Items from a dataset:

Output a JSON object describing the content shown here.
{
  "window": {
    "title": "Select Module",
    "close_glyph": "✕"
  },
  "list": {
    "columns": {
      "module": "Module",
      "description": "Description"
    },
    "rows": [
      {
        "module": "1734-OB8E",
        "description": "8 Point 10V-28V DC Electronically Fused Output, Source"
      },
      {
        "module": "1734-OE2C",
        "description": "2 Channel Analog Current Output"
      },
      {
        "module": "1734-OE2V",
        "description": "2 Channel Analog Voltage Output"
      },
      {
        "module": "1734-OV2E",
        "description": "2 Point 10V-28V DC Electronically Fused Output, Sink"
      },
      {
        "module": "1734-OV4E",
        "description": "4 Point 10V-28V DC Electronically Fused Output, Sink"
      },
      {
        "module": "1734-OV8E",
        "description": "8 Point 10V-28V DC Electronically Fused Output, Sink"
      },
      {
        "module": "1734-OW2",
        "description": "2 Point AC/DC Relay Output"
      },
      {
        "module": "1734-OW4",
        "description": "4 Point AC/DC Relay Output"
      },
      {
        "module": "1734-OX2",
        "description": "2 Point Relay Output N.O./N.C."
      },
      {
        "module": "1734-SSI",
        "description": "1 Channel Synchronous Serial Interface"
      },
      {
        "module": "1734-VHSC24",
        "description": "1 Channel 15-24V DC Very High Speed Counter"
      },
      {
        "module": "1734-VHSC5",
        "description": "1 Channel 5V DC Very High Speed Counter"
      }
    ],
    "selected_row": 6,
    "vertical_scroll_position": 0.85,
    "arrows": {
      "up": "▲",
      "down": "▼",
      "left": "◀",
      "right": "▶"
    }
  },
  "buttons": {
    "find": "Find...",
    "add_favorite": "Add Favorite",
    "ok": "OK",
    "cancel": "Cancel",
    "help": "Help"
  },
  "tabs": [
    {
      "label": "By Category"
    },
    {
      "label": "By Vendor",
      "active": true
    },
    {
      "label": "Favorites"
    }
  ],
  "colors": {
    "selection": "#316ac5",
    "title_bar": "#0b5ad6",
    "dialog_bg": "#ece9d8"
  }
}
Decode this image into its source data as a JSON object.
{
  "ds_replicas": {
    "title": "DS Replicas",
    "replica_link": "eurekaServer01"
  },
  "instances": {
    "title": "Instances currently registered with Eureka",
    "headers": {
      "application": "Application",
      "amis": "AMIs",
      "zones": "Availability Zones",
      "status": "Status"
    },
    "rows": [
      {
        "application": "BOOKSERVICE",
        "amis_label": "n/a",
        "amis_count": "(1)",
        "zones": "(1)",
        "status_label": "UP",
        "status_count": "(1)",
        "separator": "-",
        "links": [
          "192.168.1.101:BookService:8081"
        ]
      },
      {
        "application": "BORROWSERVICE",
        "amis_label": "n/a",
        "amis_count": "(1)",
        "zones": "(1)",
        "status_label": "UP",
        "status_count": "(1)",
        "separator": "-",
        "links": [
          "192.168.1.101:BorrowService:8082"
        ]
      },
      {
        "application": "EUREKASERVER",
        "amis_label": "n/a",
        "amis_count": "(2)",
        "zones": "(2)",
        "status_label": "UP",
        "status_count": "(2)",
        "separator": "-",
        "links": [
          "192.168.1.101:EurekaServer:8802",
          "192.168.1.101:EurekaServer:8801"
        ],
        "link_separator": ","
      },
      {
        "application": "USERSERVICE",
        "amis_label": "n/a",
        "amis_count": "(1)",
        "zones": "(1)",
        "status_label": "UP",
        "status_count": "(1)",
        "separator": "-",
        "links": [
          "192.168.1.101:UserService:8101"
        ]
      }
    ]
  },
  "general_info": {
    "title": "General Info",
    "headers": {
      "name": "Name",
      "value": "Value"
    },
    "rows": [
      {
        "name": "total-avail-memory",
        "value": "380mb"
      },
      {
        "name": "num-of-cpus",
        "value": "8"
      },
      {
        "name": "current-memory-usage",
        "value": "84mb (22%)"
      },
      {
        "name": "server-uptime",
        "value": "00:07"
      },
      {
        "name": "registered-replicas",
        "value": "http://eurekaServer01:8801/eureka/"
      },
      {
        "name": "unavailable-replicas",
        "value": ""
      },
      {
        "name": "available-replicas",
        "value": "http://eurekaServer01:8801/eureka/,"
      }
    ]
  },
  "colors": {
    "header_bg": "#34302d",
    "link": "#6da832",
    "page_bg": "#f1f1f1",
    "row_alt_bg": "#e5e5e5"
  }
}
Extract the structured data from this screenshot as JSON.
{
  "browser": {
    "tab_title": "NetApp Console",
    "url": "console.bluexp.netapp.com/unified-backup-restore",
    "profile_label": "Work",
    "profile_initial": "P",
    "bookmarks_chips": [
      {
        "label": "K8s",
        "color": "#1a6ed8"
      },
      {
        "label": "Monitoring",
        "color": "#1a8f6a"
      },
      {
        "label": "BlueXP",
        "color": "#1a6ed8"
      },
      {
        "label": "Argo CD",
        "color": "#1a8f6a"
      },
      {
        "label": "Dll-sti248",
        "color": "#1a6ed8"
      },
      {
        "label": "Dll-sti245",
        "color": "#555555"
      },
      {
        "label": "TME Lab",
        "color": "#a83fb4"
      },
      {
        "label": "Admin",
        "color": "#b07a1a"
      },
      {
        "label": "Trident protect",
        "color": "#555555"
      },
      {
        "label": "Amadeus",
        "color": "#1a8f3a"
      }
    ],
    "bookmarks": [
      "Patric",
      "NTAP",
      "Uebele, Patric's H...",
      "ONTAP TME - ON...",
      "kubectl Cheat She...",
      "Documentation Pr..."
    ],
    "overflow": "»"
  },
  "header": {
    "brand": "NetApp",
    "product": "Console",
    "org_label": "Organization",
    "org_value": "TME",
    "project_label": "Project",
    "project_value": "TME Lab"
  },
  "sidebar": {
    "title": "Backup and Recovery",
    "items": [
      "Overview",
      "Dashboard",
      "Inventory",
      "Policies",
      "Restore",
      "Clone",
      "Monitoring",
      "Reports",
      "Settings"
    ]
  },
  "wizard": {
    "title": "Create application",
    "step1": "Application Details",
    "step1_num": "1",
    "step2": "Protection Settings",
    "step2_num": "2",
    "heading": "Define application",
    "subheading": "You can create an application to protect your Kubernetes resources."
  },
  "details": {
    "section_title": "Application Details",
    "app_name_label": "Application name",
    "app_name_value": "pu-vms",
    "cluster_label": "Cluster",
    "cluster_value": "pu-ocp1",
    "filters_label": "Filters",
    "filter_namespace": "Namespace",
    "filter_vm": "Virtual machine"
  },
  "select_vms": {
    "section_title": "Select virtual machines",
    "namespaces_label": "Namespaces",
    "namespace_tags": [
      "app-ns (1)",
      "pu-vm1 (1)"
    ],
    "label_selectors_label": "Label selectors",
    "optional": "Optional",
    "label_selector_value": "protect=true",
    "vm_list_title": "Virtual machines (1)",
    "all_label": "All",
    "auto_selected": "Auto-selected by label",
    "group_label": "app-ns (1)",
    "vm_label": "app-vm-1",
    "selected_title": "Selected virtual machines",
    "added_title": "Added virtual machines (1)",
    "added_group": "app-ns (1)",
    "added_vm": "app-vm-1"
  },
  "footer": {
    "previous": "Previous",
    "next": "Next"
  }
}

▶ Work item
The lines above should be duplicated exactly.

▶ Output
Output a JSON object describing the content shown here.
{
  "window": {
    "title": "Select Module",
    "close_glyph": "✕"
  },
  "list": {
    "columns": {
      "module": "Module",
      "description": "Description"
    },
    "rows": [
      {
        "module": "1734-OB8E",
        "description": "8 Point 10V-28V DC Electronically Fused Output, Source"
      },
      {
        "module": "1734-OE2C",
        "description": "2 Channel Analog Current Output"
      },
      {
        "module": "1734-OE2V",
        "description": "2 Channel Analog Voltage Output"
      },
      {
        "module": "1734-OV2E",
        "description": "2 Point 10V-28V DC Electronically Fused Output, Sink"
      },
      {
        "module": "1734-OV4E",
        "description": "4 Point 10V-28V DC Electronically Fused Output, Sink"
      },
      {
        "module": "1734-OV8E",
        "description": "8 Point 10V-28V DC Electronically Fused Output, Sink"
      },
      {
        "module": "1734-OW2",
        "description": "2 Point AC/DC Relay Output"
      },
      {
        "module": "1734-OW4",
        "description": "4 Point AC/DC Relay Output"
      },
      {
        "module": "1734-OX2",
        "description": "2 Point Relay Output N.O./N.C."
      },
      {
        "module": "1734-SSI",
        "description": "1 Channel Synchronous Serial Interface"
      },
      {
        "module": "1734-VHSC24",
        "description": "1 Channel 15-24V DC Very High Speed Counter"
      },
      {
        "module": "1734-VHSC5",
        "description": "1 Channel 5V DC Very High Speed Counter"
      }
    ],
    "selected_row": 6,
    "vertical_scroll_position": 0.85,
    "arrows": {
      "up": "▲",
      "down": "▼",
      "left": "◀",
      "right": "▶"
    }
  },
  "buttons": {
    "find": "Find...",
    "add_favorite": "Add Favorite",
    "ok": "OK",
    "cancel": "Cancel",
    "help": "Help"
  },
  "tabs": [
    {
      "label": "By Category"
    },
    {
      "label": "By Vendor",
      "active": true
    },
    {
      "label": "Favorites"
    }
  ],
  "colors": {
    "selection": "#316ac5",
    "title_bar": "#0b5ad6",
    "dialog_bg": "#ece9d8"
  }
}
Decode this image into its source data as a JSON object.
{
  "ds_replicas": {
    "title": "DS Replicas",
    "replica_link": "eurekaServer01"
  },
  "instances": {
    "title": "Instances currently registered with Eureka",
    "headers": {
      "application": "Application",
      "amis": "AMIs",
      "zones": "Availability Zones",
      "status": "Status"
    },
    "rows": [
      {
        "application": "BOOKSERVICE",
        "amis_label": "n/a",
        "amis_count": "(1)",
        "zones": "(1)",
        "status_label": "UP",
        "status_count": "(1)",
        "separator": "-",
        "links": [
          "192.168.1.101:BookService:8081"
        ]
      },
      {
        "application": "BORROWSERVICE",
        "amis_label": "n/a",
        "amis_count": "(1)",
        "zones": "(1)",
        "status_label": "UP",
        "status_count": "(1)",
        "separator": "-",
        "links": [
          "192.168.1.101:BorrowService:8082"
        ]
      },
      {
        "application": "EUREKASERVER",
        "amis_label": "n/a",
        "amis_count": "(2)",
        "zones": "(2)",
        "status_label": "UP",
        "status_count": "(2)",
        "separator": "-",
        "links": [
          "192.168.1.101:EurekaServer:8802",
          "192.168.1.101:EurekaServer:8801"
        ],
        "link_separator": ","
      },
      {
        "application": "USERSERVICE",
        "amis_label": "n/a",
        "amis_count": "(1)",
        "zones": "(1)",
        "status_label": "UP",
        "status_count": "(1)",
        "separator": "-",
        "links": [
          "192.168.1.101:UserService:8101"
        ]
      }
    ]
  },
  "general_info": {
    "title": "General Info",
    "headers": {
      "name": "Name",
      "value": "Value"
    },
    "rows": [
      {
        "name": "total-avail-memory",
        "value": "380mb"
      },
      {
        "name": "num-of-cpus",
        "value": "8"
      },
      {
        "name": "current-memory-usage",
        "value": "84mb (22%)"
      },
      {
        "name": "server-uptime",
        "value": "00:07"
      },
      {
        "name": "registered-replicas",
        "value": "http://eurekaServer01:8801/eureka/"
      },
      {
        "name": "unavailable-replicas",
        "value": ""
      },
      {
        "name": "available-replicas",
        "value": "http://eurekaServer01:8801/eureka/,"
      }
    ]
  },
  "colors": {
    "header_bg": "#34302d",
    "link": "#6da832",
    "page_bg": "#f1f1f1",
    "row_alt_bg": "#e5e5e5"
  }
}
Extract the structured data from this screenshot as JSON.
{
  "browser": {
    "tab_title": "NetApp Console",
    "url": "console.bluexp.netapp.com/unified-backup-restore",
    "profile_label": "Work",
    "profile_initial": "P",
    "bookmarks_chips": [
      {
        "label": "K8s",
        "color": "#1a6ed8"
      },
      {
        "label": "Monitoring",
        "color": "#1a8f6a"
      },
      {
        "label": "BlueXP",
        "color": "#1a6ed8"
      },
      {
        "label": "Argo CD",
        "color": "#1a8f6a"
      },
      {
        "label": "Dll-sti248",
        "color": "#1a6ed8"
      },
      {
        "label": "Dll-sti245",
        "color": "#555555"
      },
      {
        "label": "TME Lab",
        "color": "#a83fb4"
      },
      {
        "label": "Admin",
        "color": "#b07a1a"
      },
      {
        "label": "Trident protect",
        "color": "#555555"
      },
      {
        "label": "Amadeus",
        "color": "#1a8f3a"
      }
    ],
    "bookmarks": [
      "Patric",
      "NTAP",
      "Uebele, Patric's H...",
      "ONTAP TME - ON...",
      "kubectl Cheat She...",
      "Documentation Pr..."
    ],
    "overflow": "»"
  },
  "header": {
    "brand": "NetApp",
    "product": "Console",
    "org_label": "Organization",
    "org_value": "TME",
    "project_label": "Project",
    "project_value": "TME Lab"
  },
  "sidebar": {
    "title": "Backup and Recovery",
    "items": [
      "Overview",
      "Dashboard",
      "Inventory",
      "Policies",
      "Restore",
      "Clone",
      "Monitoring",
      "Reports",
      "Settings"
    ]
  },
  "wizard": {
    "title": "Create application",
    "step1": "Application Details",
    "step1_num": "1",
    "step2": "Protection Settings",
    "step2_num": "2",
    "heading": "Define application",
    "subheading": "You can create an application to protect your Kubernetes resources."
  },
  "details": {
    "section_title": "Application Details",
    "app_name_label": "Application name",
    "app_name_value": "pu-vms",
    "cluster_label": "Cluster",
    "cluster_value": "pu-ocp1",
    "filters_label": "Filters",
    "filter_namespace": "Namespace",
    "filter_vm": "Virtual machine"
  },
  "select_vms": {
    "section_title": "Select virtual machines",
    "namespaces_label": "Namespaces",
    "namespace_tags": [
      "app-ns (1)",
      "pu-vm1 (1)"
    ],
    "label_selectors_label": "Label selectors",
    "optional": "Optional",
    "label_selector_value": "protect=true",
    "vm_list_title": "Virtual machines (1)",
    "all_label": "All",
    "auto_selected": "Auto-selected by label",
    "group_label": "app-ns (1)",
    "vm_label": "app-vm-1",
    "selected_title": "Selected virtual machines",
    "added_title": "Added virtual machines (1)",
    "added_group": "app-ns (1)",
    "added_vm": "app-vm-1"
  },
  "footer": {
    "previous": "Previous",
    "next": "Next"
  }
}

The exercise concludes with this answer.